AND: A Reflection from A Short Course in Happiness After Loss
“We think the world apart,” wrote Parker Palmer, perhaps the West’s most astute educator of educators and in so doing we create separations where none need exist. We become caught by either/or or black-or-white thinking and fail to hold what Nobel Prize winning physicist, Neils Bohr, proposed: “The opposite of a fact is falsehood, but the opposite of a profound truth may very well be another profound truth.” In the physics of recovery from loss we find happier-ness in this knowledge and do best when we let go of rigid thoughts or rigid patterns of emotion and behavior and step into the and of possibility. We can be shattered and heal. Hearts do break and grow in love and courage and capacity. Our pain may be excruciating and there is a way to live such that life shimmers with meaning and joy and we find ourselves laughing and dancing and celebrating even as we deeply miss what had been true. And, and, and.

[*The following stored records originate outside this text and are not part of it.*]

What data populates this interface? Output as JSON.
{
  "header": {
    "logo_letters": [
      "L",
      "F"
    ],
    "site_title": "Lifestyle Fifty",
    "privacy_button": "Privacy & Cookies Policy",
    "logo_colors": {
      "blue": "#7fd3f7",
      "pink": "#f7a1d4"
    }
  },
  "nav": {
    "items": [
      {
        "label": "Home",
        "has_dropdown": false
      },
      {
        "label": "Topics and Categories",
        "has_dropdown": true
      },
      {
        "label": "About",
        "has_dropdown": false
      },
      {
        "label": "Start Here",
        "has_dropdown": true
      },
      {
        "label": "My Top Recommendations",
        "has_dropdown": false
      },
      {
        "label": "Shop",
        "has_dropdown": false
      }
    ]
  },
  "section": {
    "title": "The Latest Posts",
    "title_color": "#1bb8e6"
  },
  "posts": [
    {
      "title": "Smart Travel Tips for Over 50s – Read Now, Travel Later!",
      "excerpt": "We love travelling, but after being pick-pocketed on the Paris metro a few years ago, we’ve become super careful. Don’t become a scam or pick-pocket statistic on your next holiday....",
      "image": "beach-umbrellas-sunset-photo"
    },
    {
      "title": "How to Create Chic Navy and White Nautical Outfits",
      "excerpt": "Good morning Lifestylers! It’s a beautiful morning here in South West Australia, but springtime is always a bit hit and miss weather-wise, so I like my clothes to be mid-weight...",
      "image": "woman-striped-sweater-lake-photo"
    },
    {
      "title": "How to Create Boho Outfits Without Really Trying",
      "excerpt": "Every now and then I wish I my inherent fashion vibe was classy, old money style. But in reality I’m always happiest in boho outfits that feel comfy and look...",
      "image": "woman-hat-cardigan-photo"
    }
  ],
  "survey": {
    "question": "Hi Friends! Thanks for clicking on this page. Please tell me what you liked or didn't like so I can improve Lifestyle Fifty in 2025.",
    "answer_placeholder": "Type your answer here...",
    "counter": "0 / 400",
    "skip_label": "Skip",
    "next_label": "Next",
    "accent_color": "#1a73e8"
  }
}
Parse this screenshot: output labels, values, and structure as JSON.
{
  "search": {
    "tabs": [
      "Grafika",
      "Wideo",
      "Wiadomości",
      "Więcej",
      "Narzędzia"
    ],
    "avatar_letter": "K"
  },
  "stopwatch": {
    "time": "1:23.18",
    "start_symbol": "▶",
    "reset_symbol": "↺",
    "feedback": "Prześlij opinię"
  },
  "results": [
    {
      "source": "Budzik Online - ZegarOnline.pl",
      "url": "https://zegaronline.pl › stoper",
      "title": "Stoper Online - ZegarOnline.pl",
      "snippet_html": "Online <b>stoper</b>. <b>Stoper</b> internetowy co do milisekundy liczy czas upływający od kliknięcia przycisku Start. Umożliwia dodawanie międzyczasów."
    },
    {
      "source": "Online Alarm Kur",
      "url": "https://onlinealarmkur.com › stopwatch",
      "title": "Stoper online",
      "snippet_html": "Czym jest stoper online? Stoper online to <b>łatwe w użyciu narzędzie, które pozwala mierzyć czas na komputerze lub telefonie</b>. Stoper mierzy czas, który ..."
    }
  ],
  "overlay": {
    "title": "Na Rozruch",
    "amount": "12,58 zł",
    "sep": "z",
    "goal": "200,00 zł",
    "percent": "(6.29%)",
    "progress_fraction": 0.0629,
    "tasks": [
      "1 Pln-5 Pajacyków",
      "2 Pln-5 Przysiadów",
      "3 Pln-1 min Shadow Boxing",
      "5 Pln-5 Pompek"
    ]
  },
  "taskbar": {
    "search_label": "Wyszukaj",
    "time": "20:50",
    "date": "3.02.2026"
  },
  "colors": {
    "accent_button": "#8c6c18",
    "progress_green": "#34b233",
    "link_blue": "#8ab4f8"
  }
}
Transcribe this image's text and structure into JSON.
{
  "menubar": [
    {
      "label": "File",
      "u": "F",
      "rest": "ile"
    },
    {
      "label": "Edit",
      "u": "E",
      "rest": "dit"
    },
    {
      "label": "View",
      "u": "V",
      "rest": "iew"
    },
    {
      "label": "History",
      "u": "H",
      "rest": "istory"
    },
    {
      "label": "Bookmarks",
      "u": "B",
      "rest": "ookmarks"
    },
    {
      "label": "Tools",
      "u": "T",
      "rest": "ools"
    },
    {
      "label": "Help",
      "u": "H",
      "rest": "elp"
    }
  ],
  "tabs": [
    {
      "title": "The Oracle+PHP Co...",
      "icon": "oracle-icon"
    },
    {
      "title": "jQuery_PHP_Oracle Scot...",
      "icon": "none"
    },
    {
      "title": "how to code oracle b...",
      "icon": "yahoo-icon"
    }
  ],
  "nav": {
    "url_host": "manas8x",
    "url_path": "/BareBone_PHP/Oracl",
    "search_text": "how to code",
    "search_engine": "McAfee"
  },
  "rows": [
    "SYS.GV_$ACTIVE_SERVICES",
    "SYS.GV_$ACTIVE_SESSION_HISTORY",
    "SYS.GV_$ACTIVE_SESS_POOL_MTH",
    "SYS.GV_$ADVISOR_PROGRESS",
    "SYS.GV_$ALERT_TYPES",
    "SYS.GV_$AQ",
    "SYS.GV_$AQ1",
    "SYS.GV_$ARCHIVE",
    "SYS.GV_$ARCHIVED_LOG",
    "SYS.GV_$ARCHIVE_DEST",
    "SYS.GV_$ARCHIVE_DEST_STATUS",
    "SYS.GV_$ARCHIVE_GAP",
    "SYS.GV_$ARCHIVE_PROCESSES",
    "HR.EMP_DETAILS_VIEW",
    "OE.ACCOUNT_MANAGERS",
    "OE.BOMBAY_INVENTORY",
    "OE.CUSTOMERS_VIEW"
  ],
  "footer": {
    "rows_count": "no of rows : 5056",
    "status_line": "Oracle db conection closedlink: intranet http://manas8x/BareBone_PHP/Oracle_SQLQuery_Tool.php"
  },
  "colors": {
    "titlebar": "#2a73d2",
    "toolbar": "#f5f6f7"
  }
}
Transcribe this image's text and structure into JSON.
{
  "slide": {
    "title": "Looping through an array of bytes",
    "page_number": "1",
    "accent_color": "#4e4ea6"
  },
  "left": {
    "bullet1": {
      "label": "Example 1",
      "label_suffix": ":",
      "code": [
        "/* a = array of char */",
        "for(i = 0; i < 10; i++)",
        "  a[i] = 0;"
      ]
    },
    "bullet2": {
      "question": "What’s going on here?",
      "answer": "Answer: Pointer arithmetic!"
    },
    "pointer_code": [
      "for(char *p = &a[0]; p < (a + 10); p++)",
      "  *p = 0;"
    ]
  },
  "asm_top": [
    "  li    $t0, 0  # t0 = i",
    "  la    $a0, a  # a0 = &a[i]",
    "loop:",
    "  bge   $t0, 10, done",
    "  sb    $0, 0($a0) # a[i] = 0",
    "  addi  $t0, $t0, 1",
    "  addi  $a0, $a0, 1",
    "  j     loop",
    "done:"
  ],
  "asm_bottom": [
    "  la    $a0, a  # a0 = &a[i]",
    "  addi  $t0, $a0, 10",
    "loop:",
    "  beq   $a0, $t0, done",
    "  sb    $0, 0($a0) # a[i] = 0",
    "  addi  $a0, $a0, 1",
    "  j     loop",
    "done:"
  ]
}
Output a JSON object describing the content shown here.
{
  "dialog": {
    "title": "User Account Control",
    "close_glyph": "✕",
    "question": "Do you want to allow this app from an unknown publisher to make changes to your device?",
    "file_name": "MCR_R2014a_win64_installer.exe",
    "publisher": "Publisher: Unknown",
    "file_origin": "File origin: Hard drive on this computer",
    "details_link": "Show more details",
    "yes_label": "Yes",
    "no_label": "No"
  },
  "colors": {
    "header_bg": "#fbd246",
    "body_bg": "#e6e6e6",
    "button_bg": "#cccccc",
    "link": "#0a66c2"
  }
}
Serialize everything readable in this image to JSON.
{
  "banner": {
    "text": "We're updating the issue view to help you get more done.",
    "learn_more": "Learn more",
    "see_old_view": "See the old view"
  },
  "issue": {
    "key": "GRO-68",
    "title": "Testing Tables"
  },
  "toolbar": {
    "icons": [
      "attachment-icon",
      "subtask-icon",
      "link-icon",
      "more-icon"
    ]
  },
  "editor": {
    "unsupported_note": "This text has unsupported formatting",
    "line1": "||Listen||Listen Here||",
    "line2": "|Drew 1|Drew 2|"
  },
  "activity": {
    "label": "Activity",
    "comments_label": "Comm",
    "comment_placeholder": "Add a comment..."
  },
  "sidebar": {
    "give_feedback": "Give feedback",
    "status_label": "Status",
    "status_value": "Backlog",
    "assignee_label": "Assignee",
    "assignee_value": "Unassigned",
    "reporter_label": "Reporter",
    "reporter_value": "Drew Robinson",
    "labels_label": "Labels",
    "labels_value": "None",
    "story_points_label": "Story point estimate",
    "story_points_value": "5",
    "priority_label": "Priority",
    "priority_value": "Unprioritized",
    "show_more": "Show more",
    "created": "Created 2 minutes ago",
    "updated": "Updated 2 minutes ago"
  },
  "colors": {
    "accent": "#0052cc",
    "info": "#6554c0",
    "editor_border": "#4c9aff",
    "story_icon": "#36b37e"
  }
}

I often do this exercise now with my students. At the beginning of a day-long retreat on happiness I’ll draw a rough looking circle on a large piece of flip-chart paper and ask the audience to shout out words that define their current stressors. Phrases fly toward me at the speed of falcons: “overwhelm,” “the to-do list,” “my boss,” “paperwork,” “back pain,” “my broken car,” “aging body,” “not enough money,” “not enough time,” “fear,” “abandonment,” “stuckness,” “my marriage,” “my divorce,” “my kids,” “death,” “illness,” losing my mind.” In five minutes the circle is overfull and we christen the thing “the swamp.” The swamp holds our pains, fears, worries, stressors (real and imagined), and disappointments. Simply labeling the swamp brings the energy in the room down and with each new word added I can see the students become sadder, heavier, weary.
I continue the class. We learn tools and principles of positivity, we discuss the freedom to choose and the possibility of the and. We begin to offer stories of those who have risen from tragic circumstances and highlight in our own lives when we too have grown, put ourselves back together with a bit of gold lacquer and duct tape. Laughter bubbles up. We’ll exchange stories of the absurdity of life – the “you can’t make this shit up” stuff – and they’ll begin to top each other.
“My mother died, and then the dogs ate poison and croaked right on the back porch, and in the same night, the night of her funeral, I found out that my spouse had been cheating on me with my best friend.”
“Really?” someone else will shout out. “That’s nothing; let me tell you about my last three years.”
And the game is on...whose life has been hardest, who has seen the most?
The laughter continues, how could it not, this stuff cannot be invented and when the room has had its fill of the ludicrousness and cruelty of it all, I’ll turn the swamp page of the flip chart over and on the very next page draw a rough outline of a circle. I’ll ask them then to share with me what they are grateful for in their lives. New words emerge: “sunshine after a long winter,” “my partner,” “the fact that I’m still living,” “friends,” “acts of kindness,” “meaningful work,” “birthday parties,” “music,” “dancing,” “the gate guy at work who smiles every morning.” And old terms show up, this time from the perspective of appreciation: “my kids,” “my marriage,” “my boss,” “my body.” The terms overspill. There is not enough room for all we appreciate.
I then flick the “swamp” circle page back on top of our gratitude circle and begin to move it up and down, like a cartoon flip book. As I do so the students quiet. What is true becomes obvious. It’s the same life. The swamp, the pond of gratitude...it’s the same life, same days, same elements. Our stressors and our happiness co-exist.
What matters is the and here...we can focus on what makes life hard and miserable and stop there or we can acknowledge what makes life hard and miserable, work with it, make healthy choices about the swamp and see the good as well. Tal Ben-Shahar, world thought leader in the field of positive psychology, teaches us about the and when considering growth and healing during dark times in his books Happier and Being Happy because it enables us to live into paradox. We can be in pain, experience despair, make mistakes, be filled with anxiety or fear and choose practices and perspectives that sustain us.
This wisdom is seen as well in the work done by Jim Collins and Jerry Porras in their exploration of great organizations and their leadership. In their work, “Built To Last,” they refer to this as the “genius of the and,” explaining that truly visionary companies are led by those who embrace both ends of continuums: continuity and change, predictability and chaos, heritage and renewal.
Two profound truths do appear then to co-exist when considering how to live life well despite it’s ups and downs: Suffering does not negate what is good and rich in our world; what is good and rich in our world exists bounded by our suffering. Both are real. Both are valid. Both deserve attention. To rise after loss, to find that which brings about a life worth living even with its despairs is to attend to both and keep our minds open to the possibility of And.